two) to join AIGA and share in shaping design’s future.
Richard Grefé is the executive director of AIGA, the professional association for design. While guiding all of AIGA’s activities, his most significant contributions are in strategy, formulating new initiatives to enhance the competitive success of designers
and advocating the value of design to business, government and the public.
Today, designers are designing to
enhance understanding when form and content are conditioned by context and
impact over time. “Defining the Studio of 2015” seeks the perspectives of visionary design thought leaders
who have organized their studios—physically, technologically and
culturally—with an eye toward the future.
Join Doug Powell and Amy Chapman as they discuss AIGA’s Design for Good efforts from the past year. Learn how to share your socially impactful work on AIGA.org, where to
find opportunities to design for good and what is
coming up in 2013.
is AIGA’s initiative to encourage members and chapters to become involved with
local schools and school districts to improve understanding of design practices

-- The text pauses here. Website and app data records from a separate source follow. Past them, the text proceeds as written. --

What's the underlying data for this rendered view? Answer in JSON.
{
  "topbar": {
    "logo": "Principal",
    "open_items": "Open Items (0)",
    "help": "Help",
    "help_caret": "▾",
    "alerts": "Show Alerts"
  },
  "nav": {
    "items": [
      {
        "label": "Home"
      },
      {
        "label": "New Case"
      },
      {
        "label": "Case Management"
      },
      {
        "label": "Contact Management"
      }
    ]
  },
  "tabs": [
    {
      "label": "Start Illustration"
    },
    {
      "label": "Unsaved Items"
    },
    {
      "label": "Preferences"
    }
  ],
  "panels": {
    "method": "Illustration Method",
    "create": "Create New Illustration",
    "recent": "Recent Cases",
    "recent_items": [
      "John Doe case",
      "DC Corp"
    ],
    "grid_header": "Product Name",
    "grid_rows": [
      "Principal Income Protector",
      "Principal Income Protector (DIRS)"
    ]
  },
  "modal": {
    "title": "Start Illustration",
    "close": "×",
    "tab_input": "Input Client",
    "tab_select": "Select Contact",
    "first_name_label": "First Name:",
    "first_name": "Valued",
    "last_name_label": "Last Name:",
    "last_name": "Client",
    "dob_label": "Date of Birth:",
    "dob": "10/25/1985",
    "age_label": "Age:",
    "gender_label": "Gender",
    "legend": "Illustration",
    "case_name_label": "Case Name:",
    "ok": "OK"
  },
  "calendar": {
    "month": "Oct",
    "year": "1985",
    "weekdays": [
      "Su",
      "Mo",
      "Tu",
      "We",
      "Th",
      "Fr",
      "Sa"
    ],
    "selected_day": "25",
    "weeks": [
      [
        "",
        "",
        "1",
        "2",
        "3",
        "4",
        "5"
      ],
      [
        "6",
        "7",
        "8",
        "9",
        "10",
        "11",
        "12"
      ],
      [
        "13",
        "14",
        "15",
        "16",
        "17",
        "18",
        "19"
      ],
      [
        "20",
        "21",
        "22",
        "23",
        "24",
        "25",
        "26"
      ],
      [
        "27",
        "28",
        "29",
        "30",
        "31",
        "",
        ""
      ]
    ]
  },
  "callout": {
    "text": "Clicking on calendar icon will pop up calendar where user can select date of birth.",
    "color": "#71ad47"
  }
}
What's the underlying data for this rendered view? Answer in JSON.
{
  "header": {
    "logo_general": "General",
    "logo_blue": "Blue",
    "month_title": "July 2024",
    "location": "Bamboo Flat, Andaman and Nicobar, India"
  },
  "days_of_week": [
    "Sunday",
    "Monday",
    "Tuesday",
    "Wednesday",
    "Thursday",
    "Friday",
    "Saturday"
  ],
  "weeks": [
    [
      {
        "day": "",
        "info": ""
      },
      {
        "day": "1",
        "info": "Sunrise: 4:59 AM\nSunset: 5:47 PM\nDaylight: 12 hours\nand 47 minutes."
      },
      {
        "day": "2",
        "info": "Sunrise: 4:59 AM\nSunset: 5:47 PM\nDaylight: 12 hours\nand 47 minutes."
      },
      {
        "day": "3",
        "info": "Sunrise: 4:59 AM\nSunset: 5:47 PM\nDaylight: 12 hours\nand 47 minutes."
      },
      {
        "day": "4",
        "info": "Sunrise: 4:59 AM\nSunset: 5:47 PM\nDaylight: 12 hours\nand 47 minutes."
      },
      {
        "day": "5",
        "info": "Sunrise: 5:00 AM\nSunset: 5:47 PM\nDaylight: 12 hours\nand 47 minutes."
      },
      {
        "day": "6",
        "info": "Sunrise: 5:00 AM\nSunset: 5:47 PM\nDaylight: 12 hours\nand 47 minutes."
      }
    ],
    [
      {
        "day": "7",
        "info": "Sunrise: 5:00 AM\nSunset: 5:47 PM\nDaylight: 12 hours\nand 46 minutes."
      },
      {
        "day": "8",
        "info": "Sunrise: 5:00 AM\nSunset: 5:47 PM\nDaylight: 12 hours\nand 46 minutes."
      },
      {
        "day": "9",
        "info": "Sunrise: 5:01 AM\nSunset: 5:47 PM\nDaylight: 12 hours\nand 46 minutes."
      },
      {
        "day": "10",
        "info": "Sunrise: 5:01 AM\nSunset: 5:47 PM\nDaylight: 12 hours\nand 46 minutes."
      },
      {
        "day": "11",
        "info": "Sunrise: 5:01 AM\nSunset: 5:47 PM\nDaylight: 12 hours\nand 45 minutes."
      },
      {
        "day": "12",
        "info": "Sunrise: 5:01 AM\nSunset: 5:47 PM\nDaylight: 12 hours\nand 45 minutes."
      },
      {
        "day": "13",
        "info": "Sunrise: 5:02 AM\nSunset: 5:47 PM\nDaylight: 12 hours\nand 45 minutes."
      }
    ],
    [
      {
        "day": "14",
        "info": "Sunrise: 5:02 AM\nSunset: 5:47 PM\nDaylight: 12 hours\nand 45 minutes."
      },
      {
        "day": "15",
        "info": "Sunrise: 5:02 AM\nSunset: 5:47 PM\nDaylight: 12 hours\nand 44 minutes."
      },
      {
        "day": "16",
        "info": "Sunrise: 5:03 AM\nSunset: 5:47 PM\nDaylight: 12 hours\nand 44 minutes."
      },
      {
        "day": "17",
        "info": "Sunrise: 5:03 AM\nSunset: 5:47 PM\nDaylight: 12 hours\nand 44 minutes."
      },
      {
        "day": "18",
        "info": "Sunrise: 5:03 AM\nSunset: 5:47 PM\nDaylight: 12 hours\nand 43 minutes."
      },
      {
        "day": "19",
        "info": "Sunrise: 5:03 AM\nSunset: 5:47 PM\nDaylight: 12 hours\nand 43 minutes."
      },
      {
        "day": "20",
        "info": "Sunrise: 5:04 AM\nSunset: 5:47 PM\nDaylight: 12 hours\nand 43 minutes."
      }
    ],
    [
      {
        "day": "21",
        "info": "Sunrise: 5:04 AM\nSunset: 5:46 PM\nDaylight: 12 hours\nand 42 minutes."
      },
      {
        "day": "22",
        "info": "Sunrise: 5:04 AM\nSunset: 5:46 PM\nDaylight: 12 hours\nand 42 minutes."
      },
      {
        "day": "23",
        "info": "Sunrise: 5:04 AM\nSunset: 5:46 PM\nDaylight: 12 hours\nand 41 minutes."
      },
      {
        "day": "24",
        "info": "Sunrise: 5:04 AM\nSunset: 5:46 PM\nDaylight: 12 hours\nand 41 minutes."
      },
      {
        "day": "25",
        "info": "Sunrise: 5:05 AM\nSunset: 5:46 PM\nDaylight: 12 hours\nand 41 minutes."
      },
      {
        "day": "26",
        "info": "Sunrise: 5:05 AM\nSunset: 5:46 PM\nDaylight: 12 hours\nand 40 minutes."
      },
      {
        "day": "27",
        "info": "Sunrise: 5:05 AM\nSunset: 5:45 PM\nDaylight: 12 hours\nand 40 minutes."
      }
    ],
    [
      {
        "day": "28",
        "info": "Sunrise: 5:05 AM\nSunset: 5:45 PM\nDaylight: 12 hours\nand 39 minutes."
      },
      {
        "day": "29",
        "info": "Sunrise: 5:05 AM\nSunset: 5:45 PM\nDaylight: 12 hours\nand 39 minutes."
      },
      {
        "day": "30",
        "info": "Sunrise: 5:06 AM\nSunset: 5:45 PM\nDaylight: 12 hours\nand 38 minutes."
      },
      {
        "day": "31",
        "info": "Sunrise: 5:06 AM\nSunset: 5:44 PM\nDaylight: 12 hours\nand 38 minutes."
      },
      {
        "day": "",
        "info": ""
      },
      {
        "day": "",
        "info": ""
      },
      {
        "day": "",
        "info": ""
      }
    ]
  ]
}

among young people, and to encourage the use of these practices as problem-solving
The Living Principles for Design was created as a framework to guide the development and evaluation of sustainable design solutions. Drawing from—and distilling—decades of collective wisdom, theory and results, The Living Principles weaves environmental, social, economic and cultural sustainability into an actionable, integrated approach that can be consistently communicated to designers, business leaders, educators and the public.
Sean Adams, partner of AdamsMorioka and former AIGA
president, presents a visual history of
AIGA and hosts a live chat about the organization’s past, present and future.
Executive Director Richard Grefé explains why the AIGA experience must be defined as a powerful community of many
creative, inspired and aspiring designers, replacing the perception of a century-old institution that prided itself on expressing an
authoritative view of design excellence.
Section: About AIGA -
AIGA Insight, advocacy, AIGA news
Answers to frequent questions about AIGA membership.
Section: About AIGA -
The first part of this article discussed short-term, or “bottom up,”
projection of the studio workload, based on jobs currently active plus
potential new jobs to which a probability factor was applied over a
four-month period. This second article covers longer-term projection,
meaning one that covers a year or more.
Section: Tools and Resources -
finances, studio management
Fanta Visual Identity System Launch Video
When Big Data Gets Local
Posted by Tim Brown
14 days ago from
Design Thinking | Thoughts by Tim Brown
The Holiday Bus Drive
Use SMS to Win Love, Leads, and Revenue
Shared in Inspiration by Neil Spencer
Graphic Design InternAmerican Century Investments
Kansas City, MissouriApril 25 2013
Aldo Comfort and Fit Packaging